[Dataset excerpts]
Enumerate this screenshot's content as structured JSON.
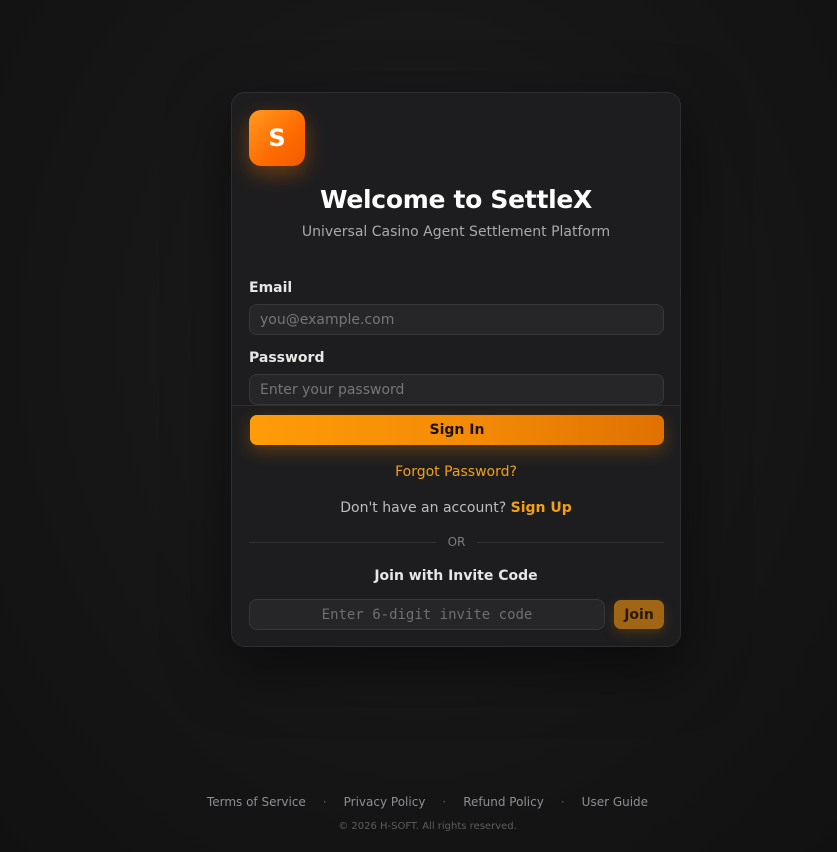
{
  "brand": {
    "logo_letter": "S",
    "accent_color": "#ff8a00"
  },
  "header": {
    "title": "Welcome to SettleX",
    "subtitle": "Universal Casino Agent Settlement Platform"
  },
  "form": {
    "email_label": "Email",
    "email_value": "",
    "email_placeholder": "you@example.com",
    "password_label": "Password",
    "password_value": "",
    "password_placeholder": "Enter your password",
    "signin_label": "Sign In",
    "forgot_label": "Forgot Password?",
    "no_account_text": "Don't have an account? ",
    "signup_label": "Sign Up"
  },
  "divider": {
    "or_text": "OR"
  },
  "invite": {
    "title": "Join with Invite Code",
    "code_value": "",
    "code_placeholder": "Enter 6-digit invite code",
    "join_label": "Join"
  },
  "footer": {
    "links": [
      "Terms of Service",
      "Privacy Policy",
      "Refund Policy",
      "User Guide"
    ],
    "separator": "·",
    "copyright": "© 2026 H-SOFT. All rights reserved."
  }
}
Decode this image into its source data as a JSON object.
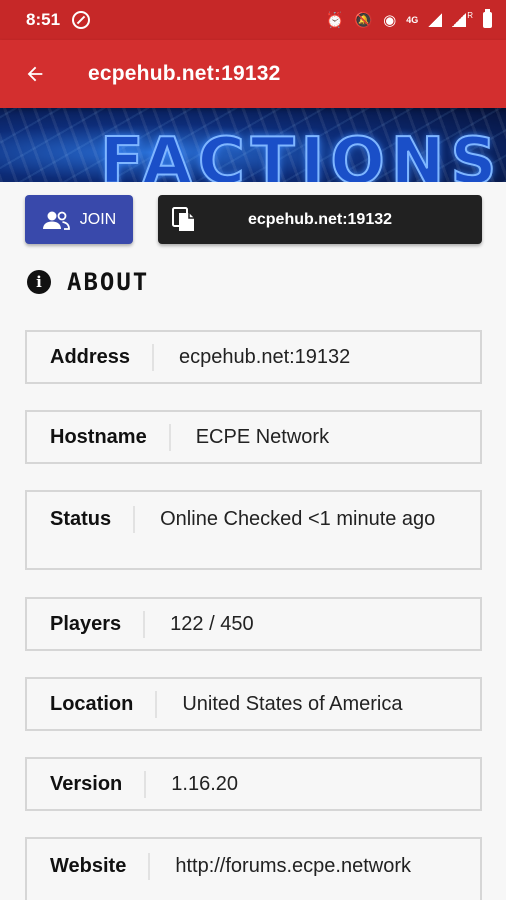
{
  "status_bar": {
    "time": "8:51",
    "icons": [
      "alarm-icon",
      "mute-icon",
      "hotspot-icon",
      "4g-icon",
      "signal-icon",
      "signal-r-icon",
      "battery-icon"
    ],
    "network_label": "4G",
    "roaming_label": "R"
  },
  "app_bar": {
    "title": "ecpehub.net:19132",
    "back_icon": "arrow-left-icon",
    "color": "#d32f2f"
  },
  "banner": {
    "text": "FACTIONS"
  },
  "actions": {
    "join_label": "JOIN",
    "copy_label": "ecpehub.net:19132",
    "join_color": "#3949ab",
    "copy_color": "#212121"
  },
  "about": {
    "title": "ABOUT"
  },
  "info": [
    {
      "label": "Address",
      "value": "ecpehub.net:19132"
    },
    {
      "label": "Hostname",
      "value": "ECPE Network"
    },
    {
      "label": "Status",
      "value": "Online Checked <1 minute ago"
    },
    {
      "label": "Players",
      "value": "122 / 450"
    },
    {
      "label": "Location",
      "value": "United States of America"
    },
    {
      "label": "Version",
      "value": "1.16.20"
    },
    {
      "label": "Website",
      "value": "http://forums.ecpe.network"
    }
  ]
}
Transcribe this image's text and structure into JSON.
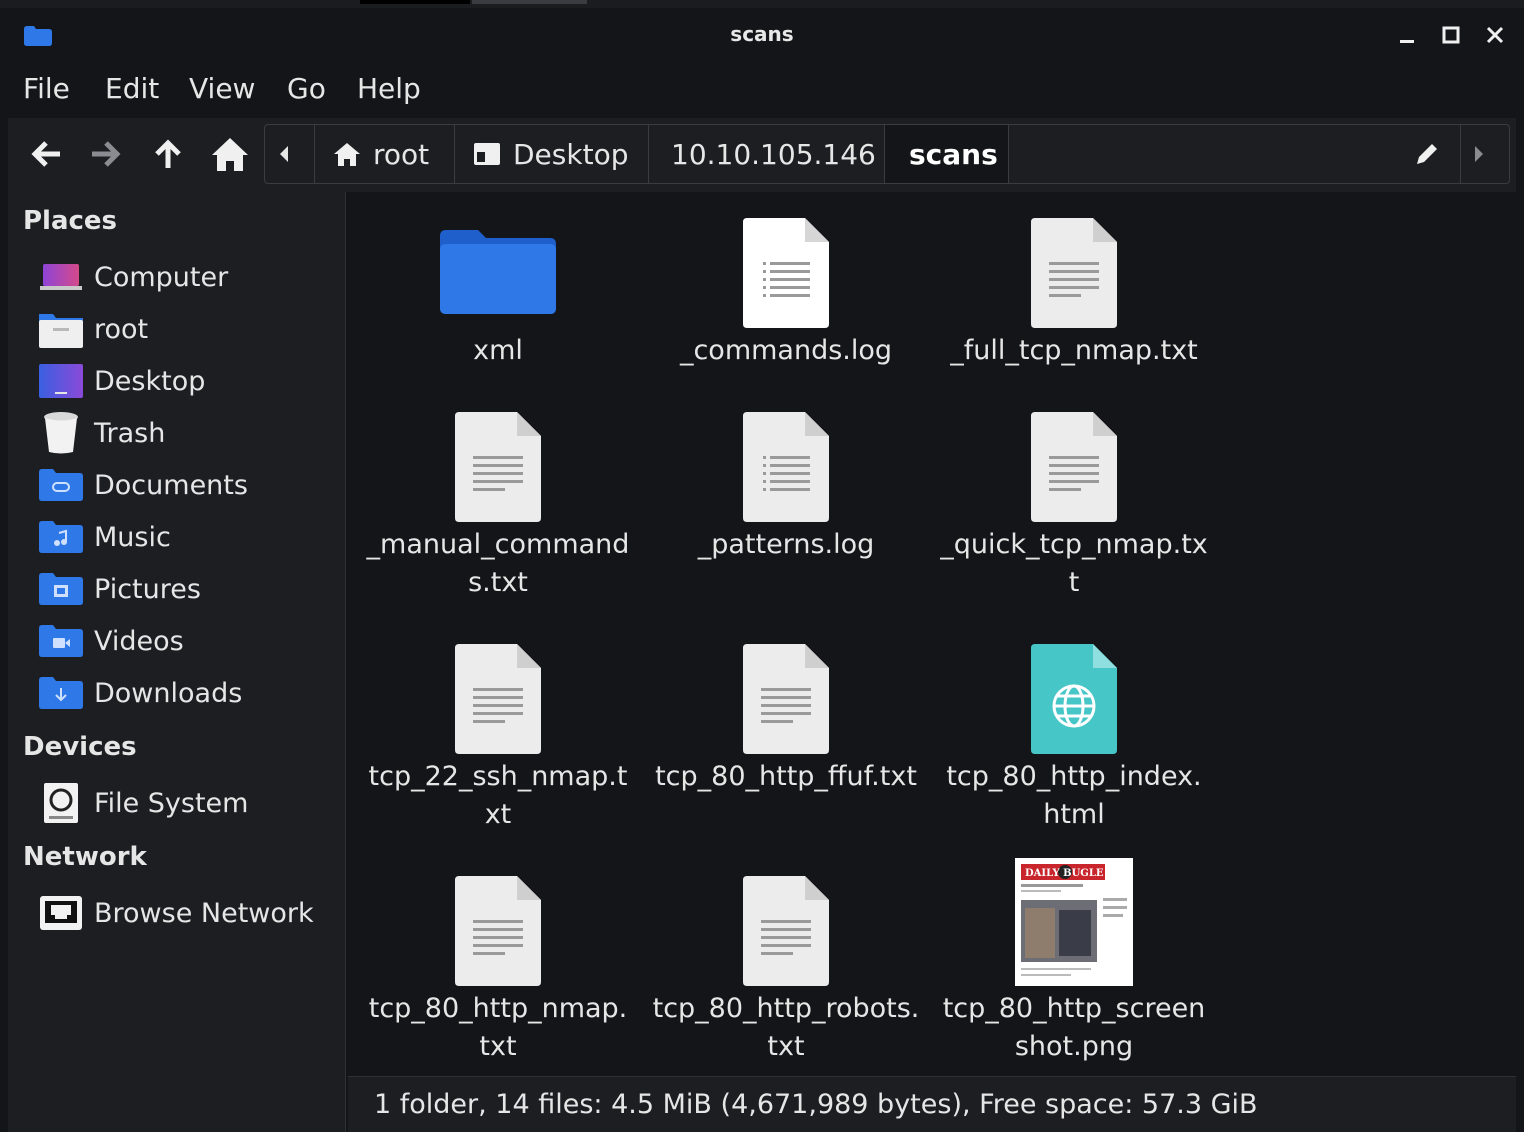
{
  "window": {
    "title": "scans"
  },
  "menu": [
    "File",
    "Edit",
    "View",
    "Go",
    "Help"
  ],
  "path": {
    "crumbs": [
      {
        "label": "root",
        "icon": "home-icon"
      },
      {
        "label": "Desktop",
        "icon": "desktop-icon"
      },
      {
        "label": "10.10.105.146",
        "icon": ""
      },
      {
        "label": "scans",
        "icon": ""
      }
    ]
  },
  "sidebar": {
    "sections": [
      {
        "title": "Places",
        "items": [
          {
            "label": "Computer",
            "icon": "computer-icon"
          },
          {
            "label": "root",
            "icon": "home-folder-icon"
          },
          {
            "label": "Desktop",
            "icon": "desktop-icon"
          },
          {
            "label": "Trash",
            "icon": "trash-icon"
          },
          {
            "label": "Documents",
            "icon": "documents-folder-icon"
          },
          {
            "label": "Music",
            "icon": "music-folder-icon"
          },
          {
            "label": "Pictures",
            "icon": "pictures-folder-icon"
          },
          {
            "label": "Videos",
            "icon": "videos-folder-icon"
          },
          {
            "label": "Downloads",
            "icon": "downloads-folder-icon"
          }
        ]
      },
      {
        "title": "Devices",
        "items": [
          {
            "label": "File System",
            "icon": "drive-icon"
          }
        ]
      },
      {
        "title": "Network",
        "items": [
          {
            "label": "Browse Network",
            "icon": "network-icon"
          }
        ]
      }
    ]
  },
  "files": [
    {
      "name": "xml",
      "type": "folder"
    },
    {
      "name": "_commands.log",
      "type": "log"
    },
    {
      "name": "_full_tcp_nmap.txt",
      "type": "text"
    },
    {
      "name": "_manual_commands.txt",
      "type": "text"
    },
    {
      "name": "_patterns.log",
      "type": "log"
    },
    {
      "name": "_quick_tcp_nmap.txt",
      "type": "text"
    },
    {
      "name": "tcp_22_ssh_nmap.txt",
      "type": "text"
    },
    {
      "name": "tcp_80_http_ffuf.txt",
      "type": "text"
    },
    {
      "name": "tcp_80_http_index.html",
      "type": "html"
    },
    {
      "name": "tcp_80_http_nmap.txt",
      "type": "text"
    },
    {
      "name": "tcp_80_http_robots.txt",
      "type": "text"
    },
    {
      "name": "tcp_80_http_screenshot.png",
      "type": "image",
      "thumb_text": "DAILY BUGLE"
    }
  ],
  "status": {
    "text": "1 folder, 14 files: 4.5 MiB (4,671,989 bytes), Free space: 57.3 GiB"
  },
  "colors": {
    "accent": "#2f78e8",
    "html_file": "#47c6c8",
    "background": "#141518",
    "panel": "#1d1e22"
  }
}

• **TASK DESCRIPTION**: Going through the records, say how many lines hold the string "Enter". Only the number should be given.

• **OUTPUT FOR THIS EXERCISE**: 2